A new issue brief explores the marketplace’s use of total cost estimators—tools that help consumers estimate a plan’s total costs, including premiums, subsidies, and expected cost-sharing. Through interviews with marketplace officials and other stakeholders, the authors for The Commonwealth Fund examine the benefits and challenges of these tools.
- 2017 premium increases emerged: A private non-profit web service by Charles Gaba posts a comprehensive tracker of rate filings including projected overall, weighted average rate changes for the individual market. Kaiser Family Foundation has an examination of 2017 premium changes and issuer participation. It is presented with the following statement, ” in general, 23 percent seems to be the number to look at for requested increases overall.” During September and October it was up to state regulators to either approve or change those requests.”
- Marketplace Premiums after Shopping, Switching, and Premium Tax Credits, 2015-2016. Health insurance rate information becomes available each spring as issuers file proposed rates with federal and state regulators. Rates then undergo review before being finalized in the fall, prior to the annual Health Insurance Marketplace Open Enrollment Period. Neither the proposed nor final rates offered by any individual issuer provide a reliable basis for predicting what typical Marketplace consumers will pay in the following year. Consumers’ actual health insurance premiums.
- 2016 Employer Health Benefits Survey. Annual premiums for employer-sponsored family health coverage reached $18,142 this year, up 3 percent from last year, with workers on average paying $5,277 towards the cost of their coverage. Summary | Full Report. Kaiser/HRET survey, published 9/2016.
- 2015 Employer Health Benefits Survey. Annual premiums for employer-sponsored family health coverage include a modest increase (4 percent) in the average premiums for both single and family coverage in the past year. The average annual single coverage premium is $6,251 and the average family coverage premium is $17,545.this year. Full Report

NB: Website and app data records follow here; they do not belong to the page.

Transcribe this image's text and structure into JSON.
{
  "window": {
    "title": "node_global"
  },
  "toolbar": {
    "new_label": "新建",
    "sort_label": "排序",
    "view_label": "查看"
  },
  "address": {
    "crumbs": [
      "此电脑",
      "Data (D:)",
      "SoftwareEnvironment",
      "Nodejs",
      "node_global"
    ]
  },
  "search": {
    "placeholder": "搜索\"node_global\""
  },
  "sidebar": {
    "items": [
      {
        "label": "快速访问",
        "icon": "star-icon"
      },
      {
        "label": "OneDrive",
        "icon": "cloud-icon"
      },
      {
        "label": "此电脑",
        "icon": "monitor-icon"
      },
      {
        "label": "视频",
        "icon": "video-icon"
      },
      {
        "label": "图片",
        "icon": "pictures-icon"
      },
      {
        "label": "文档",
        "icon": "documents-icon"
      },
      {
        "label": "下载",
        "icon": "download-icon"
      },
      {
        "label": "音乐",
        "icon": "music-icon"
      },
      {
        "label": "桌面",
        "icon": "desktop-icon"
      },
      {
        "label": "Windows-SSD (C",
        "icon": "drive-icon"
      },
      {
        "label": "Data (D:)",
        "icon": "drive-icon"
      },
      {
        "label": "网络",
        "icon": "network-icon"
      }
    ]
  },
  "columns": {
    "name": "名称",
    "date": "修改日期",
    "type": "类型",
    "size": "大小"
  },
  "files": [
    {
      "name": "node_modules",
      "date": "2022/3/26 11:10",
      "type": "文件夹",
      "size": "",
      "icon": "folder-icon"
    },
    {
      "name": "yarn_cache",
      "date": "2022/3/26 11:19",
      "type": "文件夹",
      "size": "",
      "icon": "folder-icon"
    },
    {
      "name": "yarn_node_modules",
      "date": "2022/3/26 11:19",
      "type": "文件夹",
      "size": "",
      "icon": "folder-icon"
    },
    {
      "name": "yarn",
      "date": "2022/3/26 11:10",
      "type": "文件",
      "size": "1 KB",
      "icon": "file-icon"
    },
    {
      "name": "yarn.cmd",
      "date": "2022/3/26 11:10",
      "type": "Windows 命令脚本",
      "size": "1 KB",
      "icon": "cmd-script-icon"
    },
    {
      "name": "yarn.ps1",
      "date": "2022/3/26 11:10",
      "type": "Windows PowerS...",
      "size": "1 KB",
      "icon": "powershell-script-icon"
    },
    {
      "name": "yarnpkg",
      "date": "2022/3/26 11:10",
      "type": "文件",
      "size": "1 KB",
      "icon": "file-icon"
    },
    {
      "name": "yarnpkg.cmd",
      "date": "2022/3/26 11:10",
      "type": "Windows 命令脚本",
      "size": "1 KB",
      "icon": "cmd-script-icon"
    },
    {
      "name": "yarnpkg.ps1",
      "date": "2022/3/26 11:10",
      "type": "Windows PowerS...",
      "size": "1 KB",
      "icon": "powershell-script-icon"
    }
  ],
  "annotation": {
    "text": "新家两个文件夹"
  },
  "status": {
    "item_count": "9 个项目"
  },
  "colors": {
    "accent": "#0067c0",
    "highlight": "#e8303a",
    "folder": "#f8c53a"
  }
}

- 2014 Employer Health Benefits Survey. Annual premiums for employer-sponsored family health coverage reached $16,834 that year, up 3 percent from the previous year, with workers on average paying $4,823 towards the cost of their coverage. Summary of Findings | Full report.
- Drivers of Health Insurance Premium Changes for 2017 – An issue brief produced by the American Academy of Actuaries’ Individual and Small Group Markets Committee, “Drivers of 2017 Health Insurance Premium Changes.” There are both upward and downward pressures on premiums for 2017, but “for the individual and small group markets as a whole, the factors driving premium increases dominate,” said Academy Senior Health Fellow Cori Uccello. “Increased health care costs and the end of the ACA’s transitional reinsurance program are two of the biggest factors pressuring rates higher. The one-year moratorium of the health insurance provider fee will partially offset these increases.”
- Drivers of 2016 Health Insurance Premium Changes. The Affordable Care Act (ACA) established three premium stabilization programs: the permanent risk adjustment program and the transitional risk corridor and reinsurance programs. They have provided some stability for the first three years of the implementation of the Affordable Care Act’s individual and small group market reforms; the reinsurance program is credited with reducing marketplace premiums for 2014 by 10 to 14 percent and for 2015 by 6 to 11 percent.
- 2016 Segal Health Plan Cost Trend Survey – A commercial sector major survey, well respected for policy research. Download report – trend-survey-2016.pdf
- 2015 Segal Health Plan Cost Trend Survey – (compare to 2016, above) Download report – 2015trendsurvey.pdf
- Analysis of 2016 Premium Changes and Insurer Participation in the ACA’s Health Insurance Marketplaces – report by Kaiser Family Foundation, June 24, 2015 [Excerpt]